My one coworker keeps asking me why I read such dark books. You know, because I’ve only really told her about this and The Death of Bees. Oh, and I’ve also mentioned my love (now dead) for the television series Dexter, among other things. So I can see where she’s coming from. She just doesn’t have the whole picture. Like I said in an earlier review, I can only tolerate so much “darkness.” When a story seems to exist only to torture its characters in as sadistic a fashion as possible, you’ve probably lost me. You could argue thatBreaking Bad falls into that camp, but Vince Gilligan is too much of a genius for me to care. Every character is morally compromised, and I’m still invested in what happens to all of them. I honestly don’t know how he does it.
Gillian Flynn, by comparison, isn’t quite as talented. None of her characters are likable, nor are they likable in their unlikableness, like some of Breaking Bad‘s characters (namely Walter White). In addition to that, Flynn doesn’t seem to particularly like any of her characters, based upon what they each go through. Libby, for instance, survives the massacre at her house, the only member of her family so lucky, yet she ends up having a couple toes and part of a finger amputated from hiding outside in the snow and cold. Oh, and she also agrees to go be chewed out by people who believe her brother’s innocent, even after the man courting her for this exact purpose spelled out for her precisely what would happen if she came. Apparently, she’s as masochistic as Flynn is sadistic.
Speaking of her brother Ben, who was jailed based upon her testimony, we know he will turn out to be innocent of the crime (because why else would a whole book be devoted to her questioning his guilt if she was right all along?), but we learn he took advantage of a child he was entrusted with teaching. I believe the age gap was something like 5-6 years, with the girl being the same age as his youngest sister, Libby, and him in high school and her in elementary school. She initiated it, yes, but he didn’t stop her, and what started as an innocent kiss turned into full-on snogging that was so hot-and-heavy it made me sick, especially since it was preceded by a line that went something like this: “I didn’t do anything inappropriate with her… but there was this one time when…” Ben, that’s plenty disgusting, and it made me lose all sympathy for you. Even if I had any left, there were other things about you that came out later on that would’ve gotten rid of it too.

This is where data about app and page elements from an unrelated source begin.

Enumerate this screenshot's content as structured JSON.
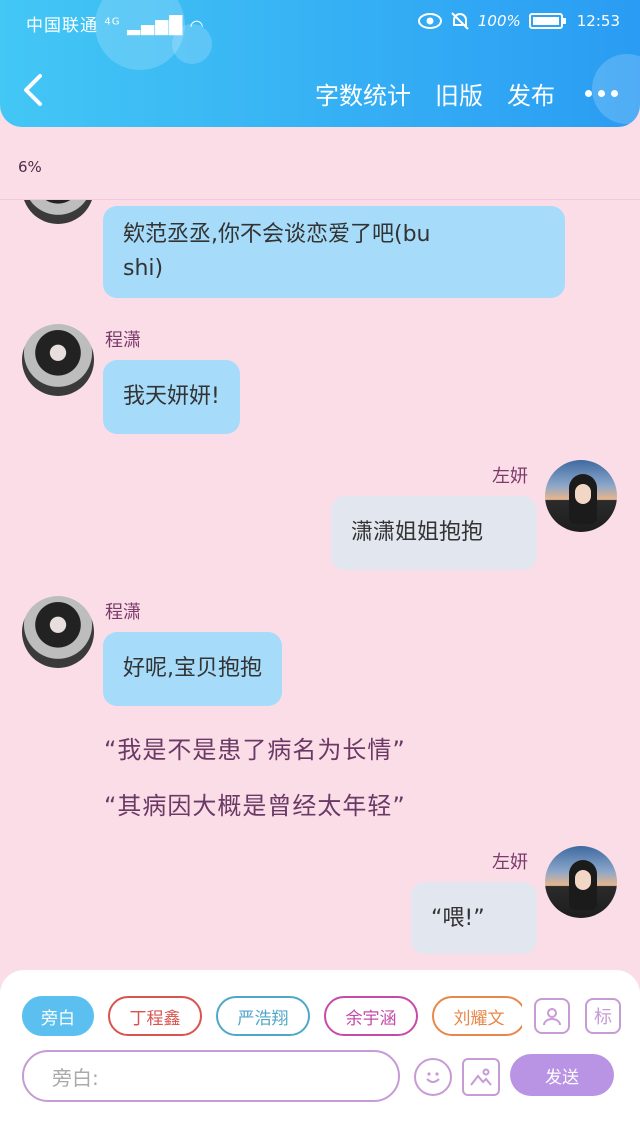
{
  "status_bar": {
    "carrier": "中国联通",
    "network": "4G",
    "battery": "100%",
    "time": "12:53"
  },
  "nav": {
    "word_count": "字数统计",
    "old_version": "旧版",
    "publish": "发布"
  },
  "progress": "6%",
  "messages": [
    {
      "side": "left",
      "text_line1": "欸范丞丞,你不会谈恋爱了吧(bu",
      "text_line2": "shi)"
    },
    {
      "side": "left",
      "name": "程潇",
      "text": "我天妍妍!"
    },
    {
      "side": "right",
      "name": "左妍",
      "text": "潇潇姐姐抱抱"
    },
    {
      "side": "left",
      "name": "程潇",
      "text": "好呢,宝贝抱抱"
    },
    {
      "type": "narration",
      "text": "“我是不是患了病名为长情”"
    },
    {
      "type": "narration",
      "text": "“其病因大概是曾经太年轻”"
    },
    {
      "side": "right",
      "name": "左妍",
      "text": "“喂!”"
    }
  ],
  "roles": [
    {
      "label": "旁白",
      "color": "#5bc0f0",
      "active": true
    },
    {
      "label": "丁程鑫",
      "color": "#d9534f",
      "active": false
    },
    {
      "label": "严浩翔",
      "color": "#4fa7c9",
      "active": false
    },
    {
      "label": "余宇涵",
      "color": "#c64ba8",
      "active": false
    },
    {
      "label": "刘耀文",
      "color": "#e8874a",
      "active": false
    }
  ],
  "input": {
    "placeholder": "旁白:",
    "send": "发送",
    "tag_icon_label": "标"
  },
  "colors": {
    "header_gradient": [
      "#43c7f5",
      "#2a9cf3"
    ],
    "background": "#fbdde8",
    "bubble_left": "#a6dcfa",
    "bubble_right": "#e2e6ee",
    "send_button": "#b994e4",
    "accent_outline": "#c79bd6"
  },
  "icons": [
    "back-chevron-icon",
    "more-dots-icon",
    "eye-icon",
    "mute-bell-icon",
    "wifi-icon",
    "signal-icon",
    "battery-icon",
    "person-card-icon",
    "tag-icon",
    "emoji-icon",
    "image-icon"
  ]
}
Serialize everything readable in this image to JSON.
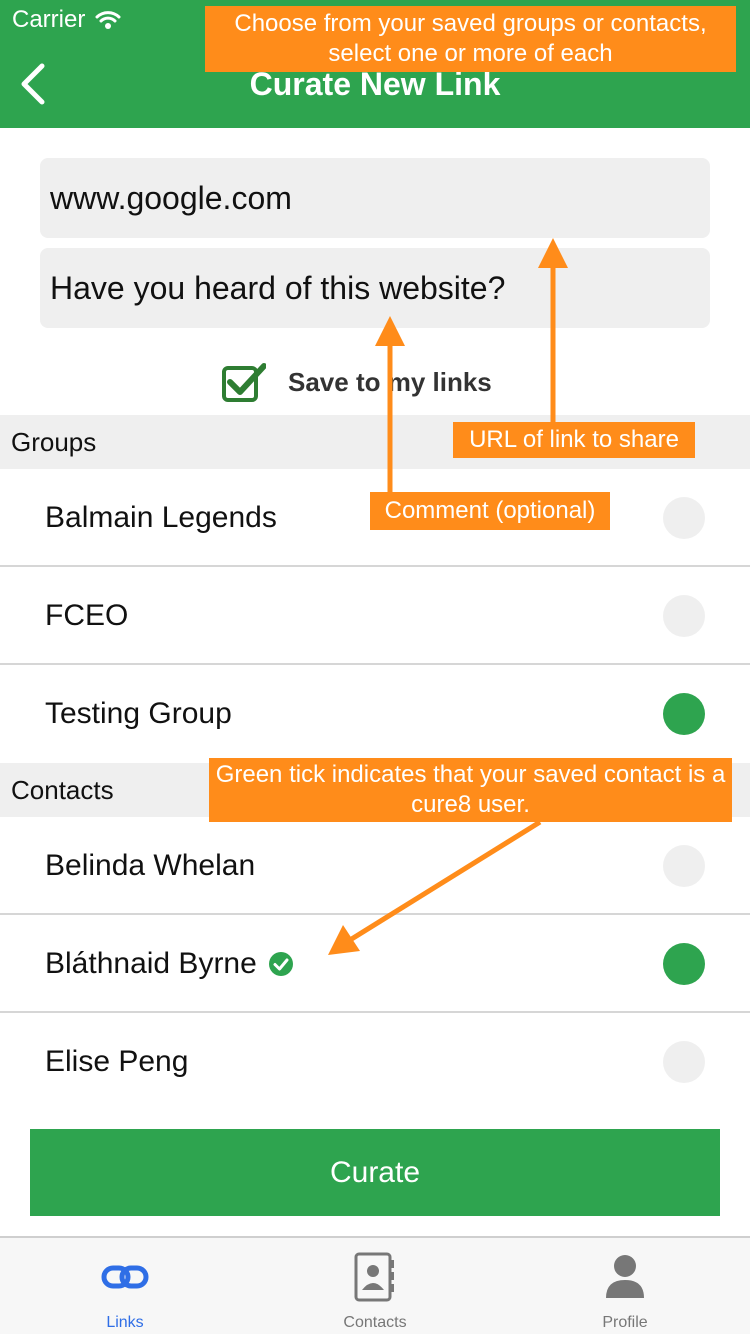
{
  "status": {
    "carrier": "Carrier"
  },
  "header": {
    "title": "Curate New Link",
    "back_label": "Back"
  },
  "form": {
    "url_value": "www.google.com",
    "comment_value": "Have you heard of this website?",
    "save_label": "Save to my links",
    "save_checked": true
  },
  "groups": {
    "heading": "Groups",
    "items": [
      {
        "name": "Balmain Legends",
        "selected": false
      },
      {
        "name": "FCEO",
        "selected": false
      },
      {
        "name": "Testing Group",
        "selected": true
      }
    ]
  },
  "contacts": {
    "heading": "Contacts",
    "items": [
      {
        "name": "Belinda Whelan",
        "selected": false,
        "cure8_user": false
      },
      {
        "name": "Bláthnaid Byrne",
        "selected": true,
        "cure8_user": true
      },
      {
        "name": "Elise Peng",
        "selected": false,
        "cure8_user": false
      }
    ]
  },
  "curate_button": "Curate",
  "tabbar": {
    "tabs": [
      {
        "label": "Links",
        "icon": "link-icon",
        "active": true
      },
      {
        "label": "Contacts",
        "icon": "contacts-book-icon",
        "active": false
      },
      {
        "label": "Profile",
        "icon": "person-icon",
        "active": false
      }
    ]
  },
  "annotations": {
    "top": "Choose from your saved groups or contacts, select one or more of each",
    "url": "URL of link to share",
    "comment": "Comment (optional)",
    "tick": "Green tick indicates that your saved contact is a cure8 user."
  },
  "colors": {
    "brand_green": "#2ea44f",
    "annotation_orange": "#ff8c1a",
    "active_tab_blue": "#2f6ee6",
    "radio_off": "#efefef"
  }
}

Besides that, there’s also the matter of the story itself being unsatisfactory. From the very start, you know Ben’s name will be cleared. There’s no mystery there. And you know all of the theories these people have will turn out to be wrong, Flynn just putting them there to trick us. The only unpredictable aspect of it is exactly what did happen, a series of events that strains belief. Flynn should’ve subscribed more to Occam’s Razor and had Ben be guilty after all, since it would’ve made more sense, despite the conflicting evidence, than what she came up with. Imagine Libby trying to cope with her brother, the one she was starting to care for again, still being guilty after she put herself through all of this. That’s a story I would like to have read.
But, despite the problems I had with it, Flynn is a talented writer. She may not be a spectacular storyteller, yet when it comes to the actual writing part of the equation, she is more than capable. So, while I had some misgivings, Dark Places was still a quick and (mostly) enjoyable read that has me wondering if maybe I should read Gone Girl after all, even though all signs point to it not being my sort of book. Wherever I go from here, all I know is that Flynn’s only getting one more shot. I’m done wasting my time on authors who don’t deserve it.
Travis Smith’s blog, containing this review, as well as others, photography, and more, can be found here.